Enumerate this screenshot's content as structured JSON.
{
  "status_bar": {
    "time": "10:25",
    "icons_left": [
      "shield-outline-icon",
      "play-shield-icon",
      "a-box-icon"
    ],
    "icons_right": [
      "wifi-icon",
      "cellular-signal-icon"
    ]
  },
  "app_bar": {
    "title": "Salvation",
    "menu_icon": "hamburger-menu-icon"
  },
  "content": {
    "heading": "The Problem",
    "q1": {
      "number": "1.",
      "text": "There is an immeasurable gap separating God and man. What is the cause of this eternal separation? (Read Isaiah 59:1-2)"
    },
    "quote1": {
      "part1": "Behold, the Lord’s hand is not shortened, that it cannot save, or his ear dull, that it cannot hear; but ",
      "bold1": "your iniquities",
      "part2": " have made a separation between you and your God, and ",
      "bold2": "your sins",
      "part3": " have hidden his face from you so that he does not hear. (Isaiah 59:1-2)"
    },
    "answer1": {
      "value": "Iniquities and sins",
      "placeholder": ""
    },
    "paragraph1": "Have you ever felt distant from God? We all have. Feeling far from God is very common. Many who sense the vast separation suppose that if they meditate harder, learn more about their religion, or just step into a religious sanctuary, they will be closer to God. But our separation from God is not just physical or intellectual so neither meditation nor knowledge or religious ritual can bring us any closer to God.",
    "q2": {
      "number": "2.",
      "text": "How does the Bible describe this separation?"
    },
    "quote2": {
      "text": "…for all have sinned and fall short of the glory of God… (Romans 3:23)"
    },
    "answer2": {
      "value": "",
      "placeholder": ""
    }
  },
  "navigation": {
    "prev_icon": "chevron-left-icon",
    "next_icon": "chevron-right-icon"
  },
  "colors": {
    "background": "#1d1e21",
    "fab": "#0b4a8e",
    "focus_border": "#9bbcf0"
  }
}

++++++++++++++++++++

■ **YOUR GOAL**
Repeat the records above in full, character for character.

■ **SOLUTION FOR THIS EXERCISE**
Enumerate this screenshot's content as structured JSON.
{
  "status_bar": {
    "time": "10:25",
    "icons_left": [
      "shield-outline-icon",
      "play-shield-icon",
      "a-box-icon"
    ],
    "icons_right": [
      "wifi-icon",
      "cellular-signal-icon"
    ]
  },
  "app_bar": {
    "title": "Salvation",
    "menu_icon": "hamburger-menu-icon"
  },
  "content": {
    "heading": "The Problem",
    "q1": {
      "number": "1.",
      "text": "There is an immeasurable gap separating God and man. What is the cause of this eternal separation? (Read Isaiah 59:1-2)"
    },
    "quote1": {
      "part1": "Behold, the Lord’s hand is not shortened, that it cannot save, or his ear dull, that it cannot hear; but ",
      "bold1": "your iniquities",
      "part2": " have made a separation between you and your God, and ",
      "bold2": "your sins",
      "part3": " have hidden his face from you so that he does not hear. (Isaiah 59:1-2)"
    },
    "answer1": {
      "value": "Iniquities and sins",
      "placeholder": ""
    },
    "paragraph1": "Have you ever felt distant from God? We all have. Feeling far from God is very common. Many who sense the vast separation suppose that if they meditate harder, learn more about their religion, or just step into a religious sanctuary, they will be closer to God. But our separation from God is not just physical or intellectual so neither meditation nor knowledge or religious ritual can bring us any closer to God.",
    "q2": {
      "number": "2.",
      "text": "How does the Bible describe this separation?"
    },
    "quote2": {
      "text": "…for all have sinned and fall short of the glory of God… (Romans 3:23)"
    },
    "answer2": {
      "value": "",
      "placeholder": ""
    }
  },
  "navigation": {
    "prev_icon": "chevron-left-icon",
    "next_icon": "chevron-right-icon"
  },
  "colors": {
    "background": "#1d1e21",
    "fab": "#0b4a8e",
    "focus_border": "#9bbcf0"
  }
}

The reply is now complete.